I Absurditties (Fringe) Divas. St Bride's Centre (Venue 62) 346 I405. 2 [—26 Aug. 9.30pm. £5 (£3.50).



Playing Sernlevo: volatile resistance

What practical iunction can art play In a time oi crisis? This is one oi many questions asked In this production by Edinburgh-based Fiith Estate as a

theatre In the middle oi a war zone is requisitioned as a military hospital. The troupe oi turied out actors labour their exits somewhat, until they find themselves caught up In real llie events as the wounded seek shelter. When a cold-hearted doctor and nurse turn up, the choice between action or acquiescence seems simple, but when It's Iiie or death, intervention Is unavoidable.

The parallels with the ionner Yugoslavia are obvious to Allan Sharpe’s rough-hewn polemic, but things are universalised here by his use oi Scots vernacular, adding weight to the argument oi theatre as a potent political weapon. This Is something Sharpe clearly believes In with a passion. The healing and transcendental power oi art Is made explicit too as a shell-shocked glrl ls brought magically back to consciousness, while the art and

science debate between the ageing

actor and the doctor exposes a deeper suiiering behind the medical man’s clinical veneer.

The play tries too hard to make the Grand Statement at times, and such are the constraints oi its schematic term that the characters aren’t really allowed to breathe. Instead they are mere ciphers, only there to iuel a point oi view. Like most theatre set In its own world, there Is a tendency to be selt-reierential, with at least one reierence to the company’s own back catalogue. The device oi speaking to the audience as though they were the other patients almost backiired the night I was In, as an audience member verbally iired back, but then, it theatre Is to ever really matter maybe such volatile resistance Is what’s required. (iIeII Cooper)

Playing Sara/eve (Fringe) Fifth Estate, Netherbow Arts Centre (Venue 30) 556 9579, 7 Aug-2 Sept (not Sun) 8.30pm. £6 (£4)

I KIatwa/The Curse Polish company Wiersmlin is fast becoming a Festival favourite with their blend of physical theatre. mime and puppetry exploring the cultural collision of eastern and westem Europe. This production is based on a traditional Polish tale of faith and retribution.

K lama/F he Curse (Fringe) Wierszalin.
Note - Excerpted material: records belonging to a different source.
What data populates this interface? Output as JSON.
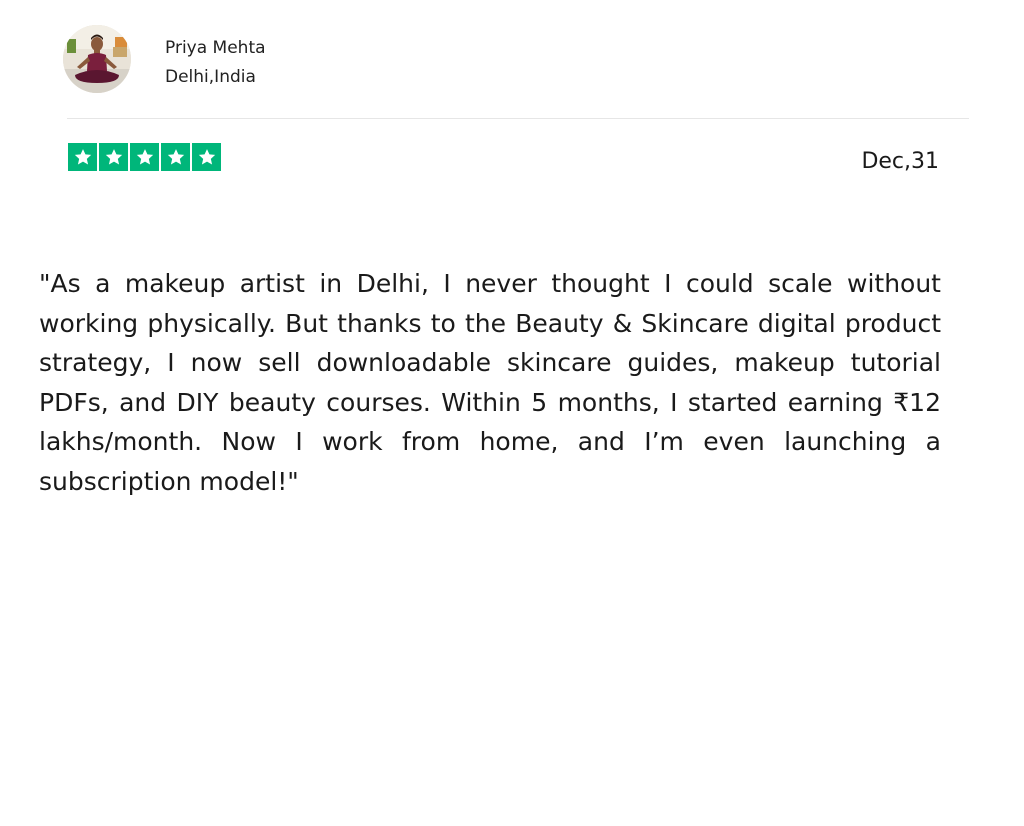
{
  "reviewer": {
    "name": "Priya Mehta",
    "location": "Delhi,India",
    "avatar": "profile-photo-woman-yoga-pose"
  },
  "rating": {
    "stars": 5,
    "max_stars": 5,
    "color": "#00b67a",
    "icon": "star-icon"
  },
  "review": {
    "date": "Dec,31",
    "text": "\"As a makeup artist in Delhi, I never thought I could scale without working physically. But thanks to the Beauty & Skincare digital product strategy, I now sell downloadable skincare guides, makeup tutorial PDFs, and DIY beauty courses. Within 5 months, I started earning ₹12 lakhs/month. Now I work from home, and I’m even launching a subscription model!\""
  }
}
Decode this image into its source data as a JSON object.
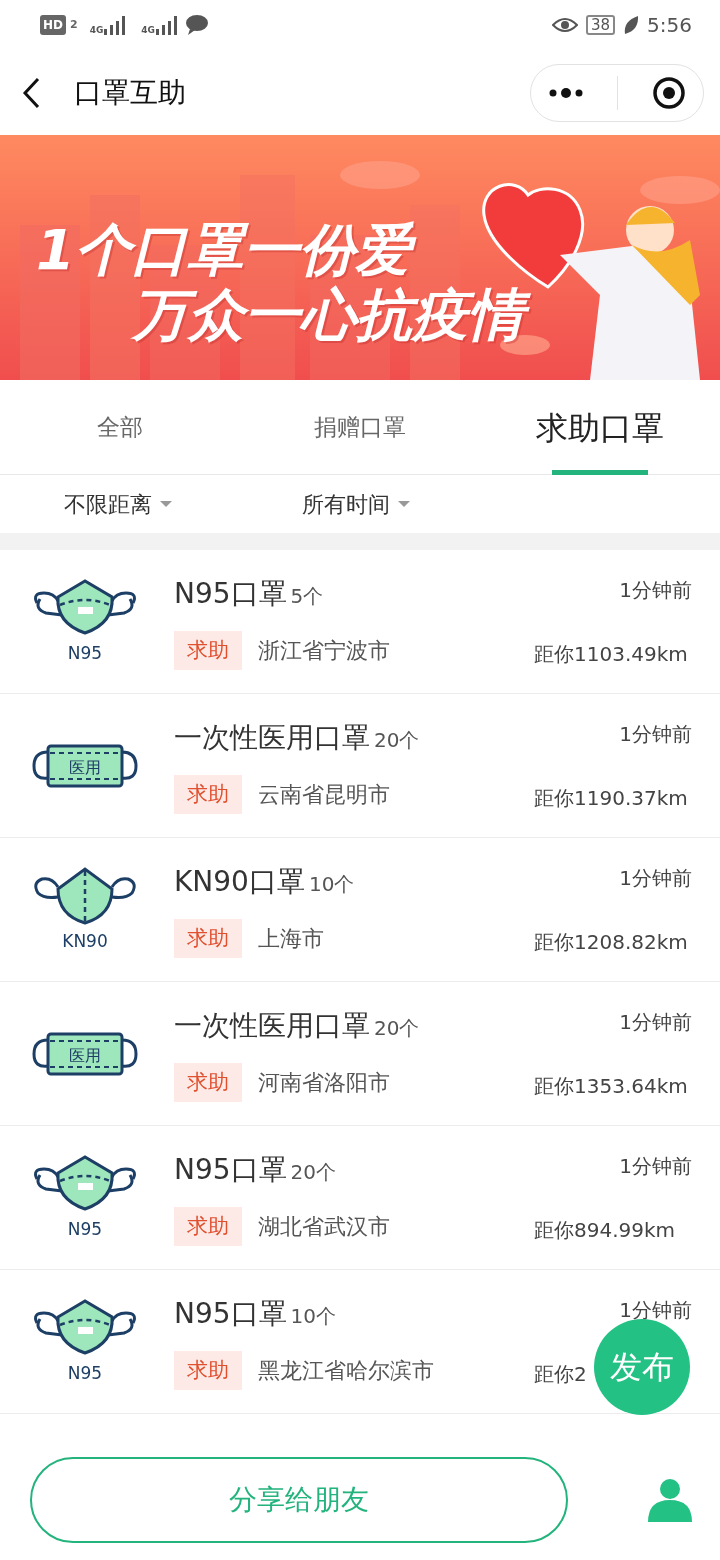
{
  "status_bar": {
    "left_badges": [
      "HD",
      "2"
    ],
    "signal_labels": [
      "4G",
      "4G"
    ],
    "battery": "38",
    "time": "5:56"
  },
  "header": {
    "title": "口罩互助"
  },
  "banner": {
    "line_1": "1个口罩一份爱",
    "line_2": "万众一心抗疫情"
  },
  "tabs": [
    {
      "label": "全部",
      "selected": false
    },
    {
      "label": "捐赠口罩",
      "selected": false
    },
    {
      "label": "求助口罩",
      "selected": true
    }
  ],
  "filters": [
    {
      "label": "不限距离"
    },
    {
      "label": "所有时间"
    }
  ],
  "items": [
    {
      "kind": "n95",
      "icon_label": "N95",
      "name": "N95口罩",
      "quantity": "5个",
      "tag": "求助",
      "place": "浙江省宁波市",
      "time": "1分钟前",
      "distance": "距你1103.49km"
    },
    {
      "kind": "medical",
      "icon_label": "医用",
      "name": "一次性医用口罩",
      "quantity": "20个",
      "tag": "求助",
      "place": "云南省昆明市",
      "time": "1分钟前",
      "distance": "距你1190.37km"
    },
    {
      "kind": "kn90",
      "icon_label": "KN90",
      "name": "KN90口罩",
      "quantity": "10个",
      "tag": "求助",
      "place": "上海市",
      "time": "1分钟前",
      "distance": "距你1208.82km"
    },
    {
      "kind": "medical",
      "icon_label": "医用",
      "name": "一次性医用口罩",
      "quantity": "20个",
      "tag": "求助",
      "place": "河南省洛阳市",
      "time": "1分钟前",
      "distance": "距你1353.64km"
    },
    {
      "kind": "n95",
      "icon_label": "N95",
      "name": "N95口罩",
      "quantity": "20个",
      "tag": "求助",
      "place": "湖北省武汉市",
      "time": "1分钟前",
      "distance": "距你894.99km"
    },
    {
      "kind": "n95",
      "icon_label": "N95",
      "name": "N95口罩",
      "quantity": "10个",
      "tag": "求助",
      "place": "黑龙江省哈尔滨市",
      "time": "1分钟前",
      "distance": "距你2"
    }
  ],
  "publish_button": "发布",
  "share_button": "分享给朋友"
}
Theatre Workshop (Venue 20) 226 5425. tutti] 2 Sept. 8pm. £7.50 (£4.50). I Boothby Graiioe If you like Lee Evans (they've worked as a double act in the past). then chances are this clowning comedian will appeal. No clever-cleverjokes. just good clean slapstick fun.

Boot/thy Graffoe (Fringe) The Pleasance (Venue 33) 556 6550. until 2 Sept (not 3/) 9.25pm. [8/7 (£7/6).

I White Rabbit Cowboys A group of local actors and writers have put together this entertaining one-man show based on the preamble to a lads‘ night out in Edinburgh.

White Rabbit C owboys (Fringe) City Cafe (Venue I50) 220 0900. until 28 Aug. 8pm. £4.50 (£3.50).

I ilarold on the Iiolyrood One of several groups in Edinburgh this year whose roots are in the renowned Chicago improv school where the likes of John Belushi learnt their trade. Harold is a form of improv which is based more on a theatre tradition than the kind of Whose Line Is It Anyway? stand-up style we've become used to. Harold on the Holyrood (Fringe) Chicago Improv Syndicate. Moray House Union (Venue [68) until 2 Sept (not 21) 9.50pm, £5 (£4).

I Rhona Cameron Every year Rhona Cameron returns home, and every year her show is more polished. This year she has added television fame as the co- presenter of Gaytime TV. so tickets should move faster than snow off a dyke.

Rhona Cameron (Fringe) Assembly Rooms (Venue 3) 226 2428. until 2 Sept. 9pm. £9/8 (£8/7).

so The List 18-24 Aug 1995